SECTION. 68. Disqualifications. – Any candidate who, in an action or protest in which he is a party is declared by final decision of a competent court guilty of, or found by the Commission of having x x x (e) violated any of Sections 80, 83, 85, 86 and 261, paragraphs d, e, k, v, and cc, subparagraph 6, shall be disqualified from continuing as a candidate, or if he has been elected, from holding the office; x x x
In 1997, Congress passed Republic Act (R.A.) No. 8436 (An Act Authorizing The Commission On Elections To Use An Automated Election System In The May 11, 1998 National Or Local Elections And In Subsequent National And Local Electoral Exercises, Providing Funds Therefor And For Other Purposes). Section 15 of R.A. 8436, as amended by R.A. 9369, provides:
SECTION.15. Official Ballot. – x x x
x x x
For this purpose, the Commission shall set the deadline for the filing of certificate of candidacy/petition of registration/manifestation to participate in the election. Any person who files his certificate of candidacy within this period shall only be considered as a candidate at the start of the campaign period for which he filed his certificate of candidacy: Provided, That, unlawful acts or omissions applicable to a candidate shall take effect only upon the start of the aforesaid campaign period[.]
Background of the case; Previous Ruling
Rosalinda Penera was a candidate for mayor in Sta. Monica, Surigao Del Norte, during the 2007 elections. On 29 March 2007, before proceeding to the COMELEC to file her Certificate of Candidacy (CoC), Penera had a motorcade around the town. The motorcade included two trucks and numerous motorcycles laden with balloons, banners, and posters that showed the names of their candidates and the positions they sought. One of the trucks had a public speaker that announced Penera’s candidacy for mayor. These acts, as the COMELEC ruled in Penera’s disqualification case, constitute election campaign before the start of the campaign period. Penera was disqualified.
In a Resolution dated 24 July 2007, the Supreme Court upheld the COMELEC. The Supreme Court, at that time, made the ruling that a person, after filing his/her COC but prior to his/her becoming a candidate (thus, prior to the start of the campaign period), can already commit the acts described under Section 79(b) of the Election Code. However, only after said person officially becomes a candidate, at the beginning of the campaign period, can said acts be given effect as premature campaigning under Section 80.
Penera filed a motion for reconsideration, which was recently granted by the Supreme Court. The 2007 Resolution was reversed.
Ruling of the Supreme Court
The essential elements for violation of Section 80 of the Election Code are: (1) a person engages in an election campaign or partisan political activity; (2) the act is designed to promote the election or defeat of a particular candidate or candidates; (3) the act is done outside the campaign period.
The second element requires the existence of a “candidate.”
Under Section 79(a) of the Election Code, a candidate is one who “has filed a certificate of candidacy” to an elective public office. This is qualified by Section 15 of R.A. 8436, which provides that the person who filed a CoC “shall only be considered as a candidate at the start of the campaign period for which he filed his certificate of candidacy.”

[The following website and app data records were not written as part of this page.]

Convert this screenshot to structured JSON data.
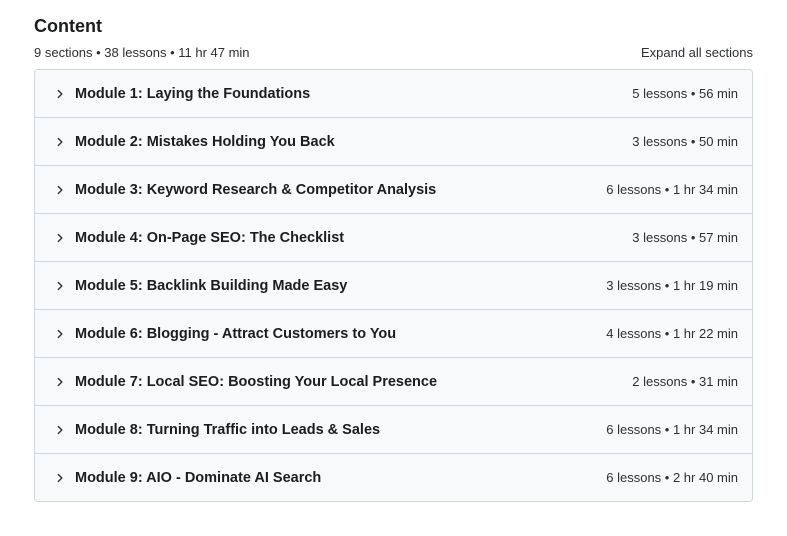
{
  "header": {
    "title": "Content",
    "summary": "9 sections • 38 lessons • 11 hr 47 min",
    "expand_label": "Expand all sections"
  },
  "sections": [
    {
      "title": "Module 1: Laying the Foundations",
      "meta": "5 lessons • 56 min"
    },
    {
      "title": "Module 2: Mistakes Holding You Back",
      "meta": "3 lessons • 50 min"
    },
    {
      "title": "Module 3: Keyword Research & Competitor Analysis",
      "meta": "6 lessons • 1 hr 34 min"
    },
    {
      "title": "Module 4: On-Page SEO: The Checklist",
      "meta": "3 lessons • 57 min"
    },
    {
      "title": "Module 5: Backlink Building Made Easy",
      "meta": "3 lessons • 1 hr 19 min"
    },
    {
      "title": "Module 6: Blogging - Attract Customers to You",
      "meta": "4 lessons • 1 hr 22 min"
    },
    {
      "title": "Module 7: Local SEO: Boosting Your Local Presence",
      "meta": "2 lessons • 31 min"
    },
    {
      "title": "Module 8: Turning Traffic into Leads & Sales",
      "meta": "6 lessons • 1 hr 34 min"
    },
    {
      "title": "Module 9: AIO - Dominate AI Search",
      "meta": "6 lessons • 2 hr 40 min"
    }
  ],
  "icons": {
    "section_toggle": "chevron-right-icon"
  }
}
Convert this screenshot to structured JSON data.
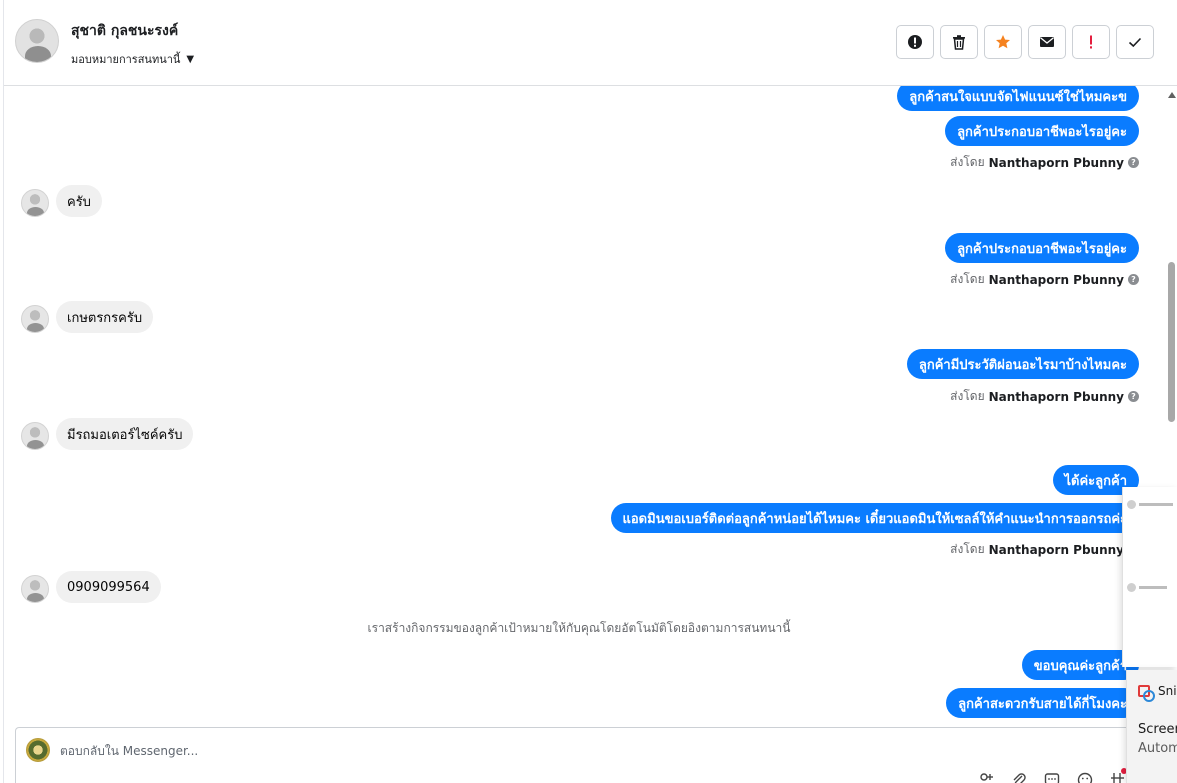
{
  "header": {
    "contact_name": "สุชาติ กุลชนะรงค์",
    "assign_label": "มอบหมายการสนทนานี้"
  },
  "actions": [
    {
      "name": "spam",
      "icon": "alert-circle-icon"
    },
    {
      "name": "delete",
      "icon": "trash-icon"
    },
    {
      "name": "star",
      "icon": "star-icon",
      "color": "#f5821f"
    },
    {
      "name": "mark-unread",
      "icon": "envelope-icon"
    },
    {
      "name": "follow-up",
      "icon": "exclamation-icon",
      "color": "#e41e3f"
    },
    {
      "name": "done",
      "icon": "check-icon"
    }
  ],
  "messages": {
    "m1": "ลูกค้าสนใจแบบจัดไฟแนนซ์ใช่ไหมคะข",
    "m2": "ลูกค้าประกอบอาชีพอะไรอยู่คะ",
    "m3": "ครับ",
    "m4": "ลูกค้าประกอบอาชีพอะไรอยู่คะ",
    "m5": "เกษตรกรครับ",
    "m6": "ลูกค้ามีประวัติผ่อนอะไรมาบ้างไหมคะ",
    "m7": "มีรถมอเตอร์ไซค์ครับ",
    "m8": "ได้ค่ะลูกค้า",
    "m9": "แอดมินขอเบอร์ติดต่อลูกค้าหน่อยได้ไหมคะ เดี๋ยวแอดมินให้เซลล์ให้คำแนะนำการออกรถค่ะ",
    "m10": "0909099564",
    "m11": "ขอบคุณค่ะลูกค้า",
    "m12": "ลูกค้าสะดวกรับสายได้กี่โมงคะ"
  },
  "sent_by": {
    "prefix": "ส่งโดย",
    "agent": "Nanthaporn Pbunny"
  },
  "system_note": "เราสร้างกิจกรรมของลูกค้าเป้าหมายให้กับคุณโดยอัตโนมัติโดยอิงตามการสนทนานี้",
  "composer": {
    "placeholder": "ตอบกลับใน Messenger..."
  },
  "snip_toast": {
    "title": "Sni",
    "line1": "Screen",
    "line2": "Autom"
  },
  "colors": {
    "outgoing_bubble": "#0a7cff",
    "incoming_bubble": "#f0f0f0"
  }
}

In other words, “a candidate is liable for an election offense only for acts done during the campaign period, not before. The law is clear as daylight — any election offense that may be committed by a candidate under any election law cannot be committed before the start of the campaign period.“ This clear language is confirmed by the deliberations in Congress during the enactment of this law.
Congress has the power to craft the law and the Supreme Court has the duty to apply the law that is clear. While the Supreme Court has the power to declare this particular provision as unconstitutional, and, therefore, null and void, there is no question of unconstitutionality in this case. The remedial action would be before Congress, which has the power to amend the law.
The existing rule on premature campaigning
The act of engaging in an election campaign or partisan political activity to “promote the election or defeat of a particular candidate or candidates”, before the start of the campaign period, is what was commonly known as “premature campaigning”. Because premature campaigning requires the existence of a “candidate” and because there is no “candidate” to speak of until the start of the campaign period, there is no more premature campaigning.